You can report instances of coral bleaching to the NOAA Global Coral Reef Watch Project. Please follow this link to submit data: http://www.reefbase.org/contribute/bleachingreport.aspx

Other organisations that support coral bleaching monitoring include:

Protect Lanta’s Coral Reefs

There are many practical things you can do to help protect Lanta’s Coral Reefs:

Snorkeller at Ko Haa

Christmas Tree Worm

  • Dive carefully in fragile aquatic ecosystems such as coral reefs. Many aquatic organisms are delicate and can be harmed by the bump of a tank, knee, camera, the swipe of a fin or even the touch of a hand. By being careful you can prevent devastating and long-lasting damage to magnificent dive sites.
  • As a diver, practice good buoyancy control and avoid over-weighting so you do not bang into the bottom or parts of the reef whilst diving. Be aware of your body and equipment placement when diving and make sure your gauges and equipment are secured to avoid accidental contact with the reef, and never touch, stand on, or collect coral.
  • Keep your dive skills sharp with continuing education. Before heading to the reefs, seek bottom time with a certified professional in a pool or other environment that won’t be damaged. Refresh your skills and knowledge with a PADI Scuba Review, PADI Advanced Open Water Diver course or Project AWARE Specialty course.
  • Consider how your interactions affect aquatic life. Resist the temptation to touch, handle, feed and even hitch rides on any aquatic life. Your actions may cause stress to the animal, interrupt feeding and mating behaviour or provoke aggressive behaviour in normally non-aggressive species.
  • Be a role model for other divers in diving and non-diving interaction with the environment. As a diver, you see the underwater results of carelessness and neglect. Set a good example in your own interactions and other divers and non-divers will follow suit.
  • Do not touch any living organism under the water. Coral takes a long time to grow and forms a delicate ecosystem, which can be damaged by even the gentlest touch. Never stand on or hold on to any coral. Some completely healthy corals may look dead or even just like rocks, so never assume you can touch anything. Fish have a protective layer. If you touch them you can damage this protective layer and cause them skin infections.
  • Do not put anything into the water, or over the side of the boat. Feeding fish can disrupt their natural feeding habits and even affect their behaviour. Sergeant Major Fish now come to snorkel sites & dive boats in much larger schools that they ought and act more aggressively, constantly searching for food and sometimes nipping at snorkellers. This is a direct result of large numbers of snorkel boats throwing bread and rice over the side to attract fish for the snorkellers to see.
  • Do not collect shells, or coral as souvenirs. Taking a shell from a beach can deprive a hermit crab of a home. Dive sites can be depleted of their resources and beauty in a short time. If you want to return from dives with souvenirs, consider underwater photography. Avoid purchasing souvenirs made from coral or any threatened or endangered marine species.
  • Do not fish at dive sites. Thailand’s national park regulations clearly state that no marine live is to be removed from their parks. If you hunt and/or gather game, obey all fish and game laws. Local laws are designed to ensure the reproduction and survival of these animals. As an underwater hunter, understand your effect on the environment and respect the rights of other divers in the area who are not hunting.
  • As a diver or snorkeller, choose tour operators that use mooring buoys or drift diving techniques whenever possible rather than anchors that can cause reef damage.
  • Learn more about the underwater world and share your knowledge with other people. The more people understand and care about coral reefs, the more likely they are to help protect and care for them. And, don’t forget you can make a difference every day. Dispose of waste properly and collect debris each time you dive or visit the shoreline.

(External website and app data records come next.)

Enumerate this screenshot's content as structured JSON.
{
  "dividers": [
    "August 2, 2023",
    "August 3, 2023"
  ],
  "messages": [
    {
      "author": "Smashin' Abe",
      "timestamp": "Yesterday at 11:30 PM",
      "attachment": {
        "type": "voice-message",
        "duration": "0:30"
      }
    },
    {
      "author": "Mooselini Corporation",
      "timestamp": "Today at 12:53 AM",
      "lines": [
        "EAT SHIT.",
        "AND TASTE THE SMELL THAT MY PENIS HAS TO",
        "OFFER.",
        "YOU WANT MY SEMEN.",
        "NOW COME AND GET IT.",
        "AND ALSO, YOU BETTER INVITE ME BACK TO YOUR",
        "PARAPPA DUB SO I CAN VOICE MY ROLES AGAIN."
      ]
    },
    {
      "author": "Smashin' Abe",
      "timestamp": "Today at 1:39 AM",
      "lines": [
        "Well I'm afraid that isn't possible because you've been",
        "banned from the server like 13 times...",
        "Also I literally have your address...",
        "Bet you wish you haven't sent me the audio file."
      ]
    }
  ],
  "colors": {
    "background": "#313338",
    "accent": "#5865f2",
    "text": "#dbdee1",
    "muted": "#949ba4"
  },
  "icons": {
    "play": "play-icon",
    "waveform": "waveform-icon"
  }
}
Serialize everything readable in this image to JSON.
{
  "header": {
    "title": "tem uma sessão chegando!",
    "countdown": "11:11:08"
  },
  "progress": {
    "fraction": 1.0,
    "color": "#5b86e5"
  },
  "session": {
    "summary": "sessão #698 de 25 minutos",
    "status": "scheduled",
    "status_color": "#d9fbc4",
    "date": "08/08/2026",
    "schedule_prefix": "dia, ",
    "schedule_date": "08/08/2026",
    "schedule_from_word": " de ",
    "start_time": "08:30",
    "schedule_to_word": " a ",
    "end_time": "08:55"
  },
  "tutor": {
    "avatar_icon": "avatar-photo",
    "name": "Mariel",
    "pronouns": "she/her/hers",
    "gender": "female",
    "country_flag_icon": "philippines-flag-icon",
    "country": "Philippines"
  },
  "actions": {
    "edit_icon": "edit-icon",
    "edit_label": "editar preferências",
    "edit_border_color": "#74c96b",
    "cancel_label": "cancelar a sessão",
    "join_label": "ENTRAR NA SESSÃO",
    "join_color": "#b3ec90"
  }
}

This information has been complied with the help of Project AWARE.